BW: I don't think I choose the story, the story chooses me. It comes to mind and I start writing. I have files filled with ideas, and I also have several books going at once.
DM: I'm curious about your writing routine.
BW: I always write in the morning, getting up around four and keeping at it until afternoon. I don't take breaks -- the breaks normally occur (usually when I am called upon to take care of something). I write seven days a week -- again, the days off usually happen by themselves, I never schedule them.
DM: How do you feel about publicity tours? What sorts of experiences have you had out there on the road?

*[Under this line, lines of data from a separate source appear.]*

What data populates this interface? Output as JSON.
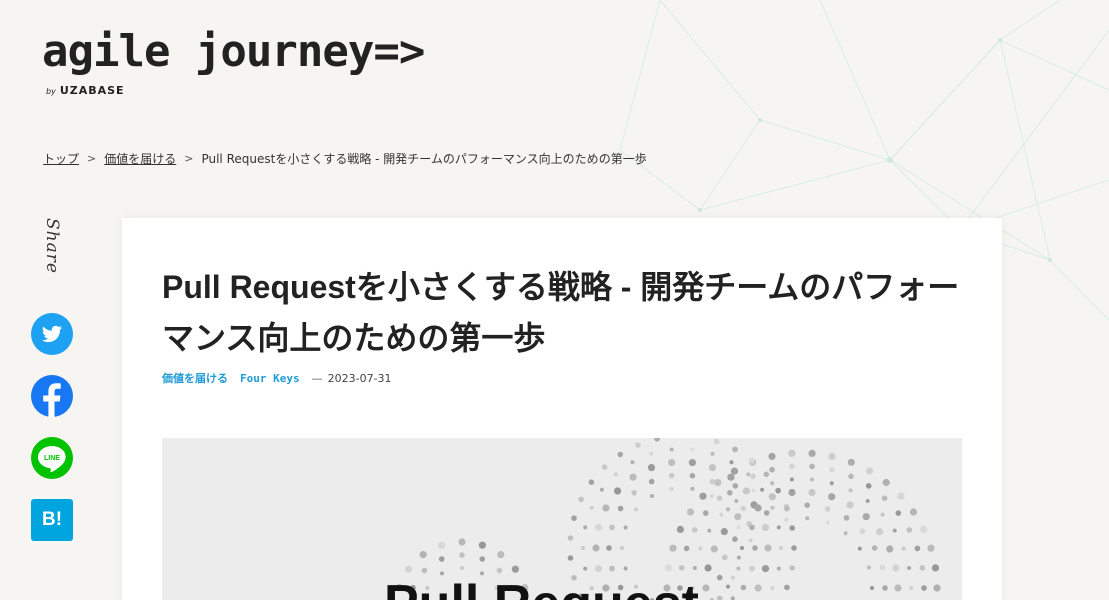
{
  "site": {
    "logo_text": "agile journey=>",
    "by_label": "by",
    "brand": "UZABASE"
  },
  "breadcrumb": {
    "items": [
      "トップ",
      "価値を届ける"
    ],
    "separator": ">",
    "current": "Pull Requestを小さくする戦略 - 開発チームのパフォーマンス向上のための第一歩"
  },
  "share": {
    "label": "Share",
    "hatena_label": "B!",
    "line_label": "LINE"
  },
  "article": {
    "title": "Pull Requestを小さくする戦略 - 開発チームのパフォーマンス向上のための第一歩",
    "tags": [
      "価値を届ける",
      "Four Keys"
    ],
    "dash": "—",
    "date": "2023-07-31",
    "hero_text": "Pull Request"
  },
  "colors": {
    "accent": "#1f9bd6",
    "twitter": "#1da1f2",
    "facebook": "#1877f2",
    "line": "#00c300",
    "hatena": "#00a4de"
  }
}
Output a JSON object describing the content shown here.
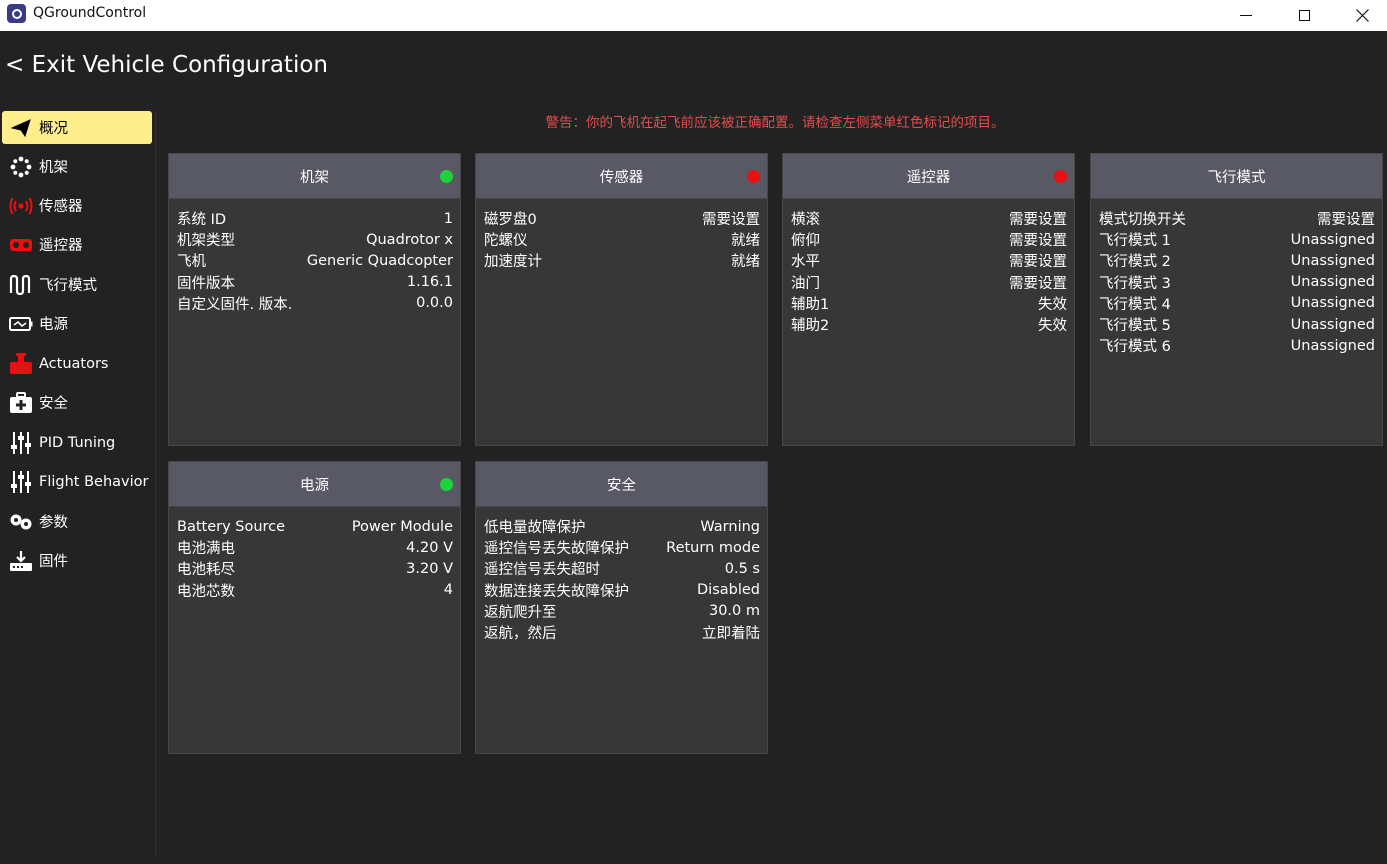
{
  "window": {
    "title": "QGroundControl",
    "controls": [
      "minimize",
      "maximize",
      "close"
    ]
  },
  "header": {
    "exit_label": "< Exit Vehicle Configuration"
  },
  "warning": "警告：你的飞机在起飞前应该被正确配置。请检查左侧菜单红色标记的项目。",
  "sidebar": {
    "items": [
      {
        "label": "概况",
        "icon": "paper-plane-icon",
        "active": true
      },
      {
        "label": "机架",
        "icon": "airframe-icon",
        "active": false
      },
      {
        "label": "传感器",
        "icon": "sensors-icon",
        "active": false,
        "status_color": "#e81010"
      },
      {
        "label": "遥控器",
        "icon": "radio-controller-icon",
        "active": false,
        "status_color": "#e81010"
      },
      {
        "label": "飞行模式",
        "icon": "flight-modes-icon",
        "active": false
      },
      {
        "label": "电源",
        "icon": "battery-icon",
        "active": false
      },
      {
        "label": "Actuators",
        "icon": "actuators-icon",
        "active": false,
        "status_color": "#e81010"
      },
      {
        "label": "安全",
        "icon": "safety-icon",
        "active": false
      },
      {
        "label": "PID Tuning",
        "icon": "sliders-icon",
        "active": false
      },
      {
        "label": "Flight Behavior",
        "icon": "sliders-icon",
        "active": false
      },
      {
        "label": "参数",
        "icon": "gears-icon",
        "active": false
      },
      {
        "label": "固件",
        "icon": "firmware-icon",
        "active": false
      }
    ]
  },
  "cards": [
    {
      "title": "机架",
      "status": "green",
      "rows": [
        [
          "系统 ID",
          "1"
        ],
        [
          "机架类型",
          "Quadrotor x"
        ],
        [
          "飞机",
          "Generic Quadcopter"
        ],
        [
          "固件版本",
          "1.16.1"
        ],
        [
          "自定义固件. 版本.",
          "0.0.0"
        ]
      ]
    },
    {
      "title": "传感器",
      "status": "red",
      "rows": [
        [
          "磁罗盘0",
          "需要设置"
        ],
        [
          "陀螺仪",
          "就绪"
        ],
        [
          "加速度计",
          "就绪"
        ]
      ]
    },
    {
      "title": "遥控器",
      "status": "red",
      "rows": [
        [
          "横滚",
          "需要设置"
        ],
        [
          "俯仰",
          "需要设置"
        ],
        [
          "水平",
          "需要设置"
        ],
        [
          "油门",
          "需要设置"
        ],
        [
          "辅助1",
          "失效"
        ],
        [
          "辅助2",
          "失效"
        ]
      ]
    },
    {
      "title": "飞行模式",
      "status": "",
      "rows": [
        [
          "模式切换开关",
          "需要设置"
        ],
        [
          "飞行模式 1",
          "Unassigned"
        ],
        [
          "飞行模式 2",
          "Unassigned"
        ],
        [
          "飞行模式 3",
          "Unassigned"
        ],
        [
          "飞行模式 4",
          "Unassigned"
        ],
        [
          "飞行模式 5",
          "Unassigned"
        ],
        [
          "飞行模式 6",
          "Unassigned"
        ]
      ]
    },
    {
      "title": "电源",
      "status": "green",
      "rows": [
        [
          "Battery Source",
          "Power Module"
        ],
        [
          "电池满电",
          "4.20 V"
        ],
        [
          "电池耗尽",
          "3.20 V"
        ],
        [
          "电池芯数",
          "4"
        ]
      ]
    },
    {
      "title": "安全",
      "status": "",
      "rows": [
        [
          "低电量故障保护",
          "Warning"
        ],
        [
          "遥控信号丢失故障保护",
          "Return mode"
        ],
        [
          "遥控信号丢失超时",
          "0.5 s"
        ],
        [
          "数据连接丢失故障保护",
          "Disabled"
        ],
        [
          "返航爬升至",
          "30.0 m"
        ],
        [
          "返航，然后",
          "立即着陆"
        ]
      ]
    }
  ],
  "colors": {
    "background": "#222222",
    "card_bg": "#373737",
    "card_header": "#595965",
    "active_nav": "#ffee8c",
    "warning_text": "#e24d4d",
    "status_green": "#1fd23b",
    "status_red": "#e81010"
  }
}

BW: I did one book tour in the US and found it hectic and not worth anyone's while. So I only do European and South American book tours (I alternate years). I enjoy them thoroughly and come home having had new experiences and having made new friends. Since my books sell far better in foreign countries (my latest, Star of Babylon, just debuted this week on the best seller list in Germany), and all of my books are made into miniseries in Europe, the response at my events is always energetic and positive. In fact, I leave in a few weeks for a book tour in Germany and have to start focusing on that (I like to brush up on my German ahead of time). Plus, I have a deadline on my latest (book #21) so I can't concentrate on email as much as I would like to. In fact, can we make this the last question? I leave for Europe in a couple of weeks and I’m already panicking!
DM: Absolutely, Barbara. Thank you so much for taking the time to answer my questions. I'm very grateful.
BW: And thank you for including me in the Riverside Public Library website.
This interview was conducted via e-mail in the summer of 2004.